Phil did his best to not cooperate, by refusing to answer questions, like, "Was your wife with you when you shot Jarrod Davidson?"

But the judge ordered Phil to testify.

The defense hoped at worst to make a case for voluntary manslaughter—suggesting, that in her mind, Mindy had to kill Jarrod to protect her granddaughter. But the prosecutor maintained that the family made the whole thing up and the judge this time refused to allow any mention of the alleged molestation.

As Landheer saw it, the truth of whether Jarrod molested Malia was not even the real issue here. "They honestly held that belief that the child was going to suffer some harm at his hands," he says. "It was perhaps misguided and tragic."

But given the tough restrictions from the judge, the defense was left only with the opportunity to hint to the jurors that there's more to the story than they were told.

"Crime is sometimes evil. And sometimes crime is not crime. Sometimes it is justifiable," says Landheer.

Throughout it all, Mindy maintained she remembered absolutely nothing of Jarrod’s killing but that she was innocent of the murder charges against her. The jury took several hours over two days to reach a guilty verdict for the crime of murder.

Mindy showed no reaction to the verdict or to the sentence, life in prison, with no chance of parole.

Jarrod's parents and brother feel it is very important for Malia to visit her father's grave. "It says he was a devoted father, your daddy, and he was our son and he was Mikey's brother," Richard tells Malia.

Richard still feels tremendous guilt, convinced he could have somehow prevented his son’s murder. As he describes it, he had secretly feared that the Joneses might murder his son to get him out of Malia’s life.

"And I didn’t share that with him or my wife," Richard says. "And I will live with that guilt for the rest of my life, for not sharing that."

As for Kelee, it is thought of her daughter that keep her going. Asked how much she misses Malia, Kelee says, "I don’t even think I can describe it. I miss everything about her. She is the reason I got up every morning. She’s the reason I went to work. She’s the reason I took the deal, so I can get home with her."

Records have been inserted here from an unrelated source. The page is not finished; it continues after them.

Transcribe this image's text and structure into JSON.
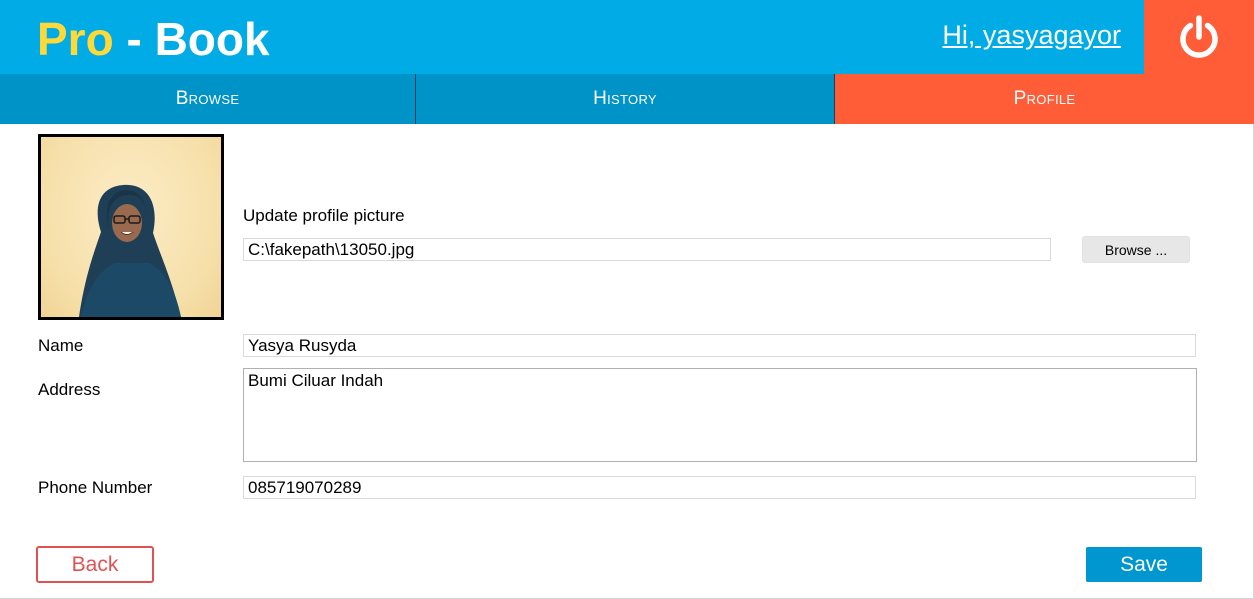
{
  "header": {
    "logo_pro": "Pro",
    "logo_rest": " - Book",
    "greeting": "Hi, yasyagayor",
    "logout_icon": "power-icon"
  },
  "nav": {
    "tabs": [
      {
        "label": "Browse",
        "active": false
      },
      {
        "label": "History",
        "active": false
      },
      {
        "label": "Profile",
        "active": true
      }
    ]
  },
  "profile": {
    "avatar_alt": "profile-photo",
    "update_picture_label": "Update profile picture",
    "file_path": "C:\\fakepath\\13050.jpg",
    "browse_label": "Browse ...",
    "name_label": "Name",
    "name_value": "Yasya Rusyda",
    "address_label": "Address",
    "address_value": "Bumi Ciluar Indah",
    "phone_label": "Phone Number",
    "phone_value": "085719070289"
  },
  "actions": {
    "back_label": "Back",
    "save_label": "Save"
  },
  "colors": {
    "header_bg": "#00ABE6",
    "nav_bg": "#0093C7",
    "accent": "#FF5C38",
    "logo_yellow": "#FFD93A",
    "back_red": "#E05252",
    "save_blue": "#0096CF"
  }
}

And it is Kelee's intense feelings for Malia that have the Davidsons worried about their own safety.

"She’s in jail. There are bad people in jail. Our concern is that she develops a relationship that gets us murdered," says Richard.

As it is, the Davidsons already face a tough challenge. Somehow, they have to help their granddaughter piece together her life as she tries to make sense of her father’s senseless murder by people she had trusted and loved.

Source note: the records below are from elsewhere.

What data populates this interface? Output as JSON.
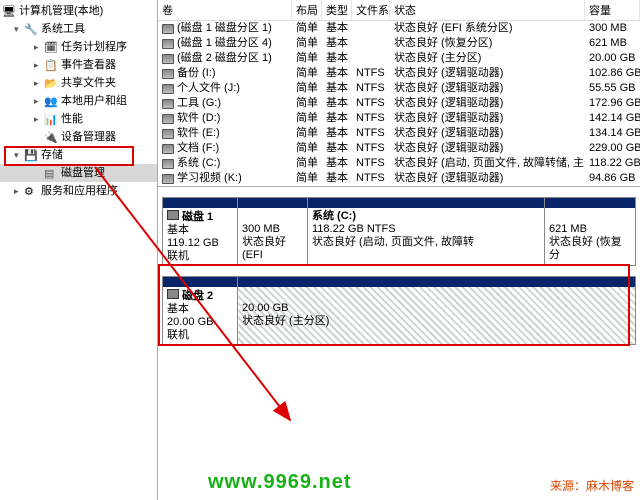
{
  "tree": {
    "root": "计算机管理(本地)",
    "sys_tools": "系统工具",
    "task": "任务计划程序",
    "event": "事件查看器",
    "share": "共享文件夹",
    "users": "本地用户和组",
    "perf": "性能",
    "device": "设备管理器",
    "storage": "存储",
    "diskmgmt": "磁盘管理",
    "services": "服务和应用程序"
  },
  "headers": {
    "volume": "卷",
    "layout": "布局",
    "type": "类型",
    "fs": "文件系统",
    "status": "状态",
    "capacity": "容量"
  },
  "volumes": [
    {
      "name": "(磁盘 1 磁盘分区 1)",
      "layout": "简单",
      "type": "基本",
      "fs": "",
      "status": "状态良好 (EFI 系统分区)",
      "cap": "300 MB"
    },
    {
      "name": "(磁盘 1 磁盘分区 4)",
      "layout": "简单",
      "type": "基本",
      "fs": "",
      "status": "状态良好 (恢复分区)",
      "cap": "621 MB"
    },
    {
      "name": "(磁盘 2 磁盘分区 1)",
      "layout": "简单",
      "type": "基本",
      "fs": "",
      "status": "状态良好 (主分区)",
      "cap": "20.00 GB"
    },
    {
      "name": "备份 (I:)",
      "layout": "简单",
      "type": "基本",
      "fs": "NTFS",
      "status": "状态良好 (逻辑驱动器)",
      "cap": "102.86 GB"
    },
    {
      "name": "个人文件 (J:)",
      "layout": "简单",
      "type": "基本",
      "fs": "NTFS",
      "status": "状态良好 (逻辑驱动器)",
      "cap": "55.55 GB"
    },
    {
      "name": "工具 (G:)",
      "layout": "简单",
      "type": "基本",
      "fs": "NTFS",
      "status": "状态良好 (逻辑驱动器)",
      "cap": "172.96 GB"
    },
    {
      "name": "软件 (D:)",
      "layout": "简单",
      "type": "基本",
      "fs": "NTFS",
      "status": "状态良好 (逻辑驱动器)",
      "cap": "142.14 GB"
    },
    {
      "name": "软件 (E:)",
      "layout": "简单",
      "type": "基本",
      "fs": "NTFS",
      "status": "状态良好 (逻辑驱动器)",
      "cap": "134.14 GB"
    },
    {
      "name": "文档 (F:)",
      "layout": "简单",
      "type": "基本",
      "fs": "NTFS",
      "status": "状态良好 (逻辑驱动器)",
      "cap": "229.00 GB"
    },
    {
      "name": "系统 (C:)",
      "layout": "简单",
      "type": "基本",
      "fs": "NTFS",
      "status": "状态良好 (启动, 页面文件, 故障转储, 主分区)",
      "cap": "118.22 GB"
    },
    {
      "name": "学习视频 (K:)",
      "layout": "简单",
      "type": "基本",
      "fs": "NTFS",
      "status": "状态良好 (逻辑驱动器)",
      "cap": "94.86 GB"
    }
  ],
  "disk1": {
    "title": "磁盘 1",
    "type": "基本",
    "size": "119.12 GB",
    "status": "联机",
    "p1": {
      "size": "300 MB",
      "status": "状态良好 (EFI "
    },
    "p2": {
      "title": "系统  (C:)",
      "size": "118.22 GB NTFS",
      "status": "状态良好 (启动, 页面文件, 故障转"
    },
    "p3": {
      "size": "621 MB",
      "status": "状态良好 (恢复分"
    }
  },
  "disk2": {
    "title": "磁盘 2",
    "type": "基本",
    "size": "20.00 GB",
    "status": "联机",
    "p1": {
      "size": "20.00 GB",
      "status": "状态良好 (主分区)"
    }
  },
  "watermark": "www.9969.net",
  "source": "来源：麻木博客"
}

"As she grows up, she’ll learn more and she’ll understand more," says Susan.

It has been an emotionally devastating two-and-a-half years for Richard and Susan Davidson and their ordeal may be far from over.

"This is never going to stop. This will never stop," they both say.

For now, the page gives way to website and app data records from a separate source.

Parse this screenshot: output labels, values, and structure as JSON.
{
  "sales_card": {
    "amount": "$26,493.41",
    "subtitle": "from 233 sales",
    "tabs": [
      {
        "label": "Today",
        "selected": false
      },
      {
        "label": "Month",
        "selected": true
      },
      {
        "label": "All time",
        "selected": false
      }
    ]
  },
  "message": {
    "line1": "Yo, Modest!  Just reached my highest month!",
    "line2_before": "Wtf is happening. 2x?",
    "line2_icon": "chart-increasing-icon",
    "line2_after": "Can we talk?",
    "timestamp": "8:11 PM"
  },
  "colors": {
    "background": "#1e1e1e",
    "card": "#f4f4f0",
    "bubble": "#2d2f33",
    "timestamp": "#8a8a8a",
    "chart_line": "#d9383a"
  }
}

Never stop, because their granddaughter Malia’s future remains uncertain. Kelee vows to fight the Davidsons to regain custody when she gets out of prison.

"I believe it’s gonna be a difficult battle," Kelee tells Maher. "But I don’t believe it’s a battle I can’t win."


Kelee Davidson is expected to be released from prison this July.






02.08.07 ML  look alike








01:00 -


02:00 -


03:00 -


04:00 -


05:00 -


06:00 -


07:00 -


08:00 -


09:00 -


10:00 -


11:00 -


12:00 -


13:00 -


14:00 -


15:00 -


16:00 -


17:00 -


18:00 -


19:00 -


20:00 -


21:00 -


22:00 -


23:00 -


24:00 -


25:00 -


26:00 -


27:00 -


28:00 -


29:00 -


30:00 -


31:00 -


32:00 -


33:00 -


34:00 -


35:00 -


36:00 -


37:00 -


38:00 -


39:00 -


40:00 -


41:00 -


42:00 -


43:00 -


44:00 -


45:00 -


46:00 -


47:00 -


48:00 -


49:00 -


50:00 -


51:00 -


52:00 -


53:00 -


54:00 -


55:00 -


56:00 -


57:00 -


58:00 -


59:00 -


60:00 -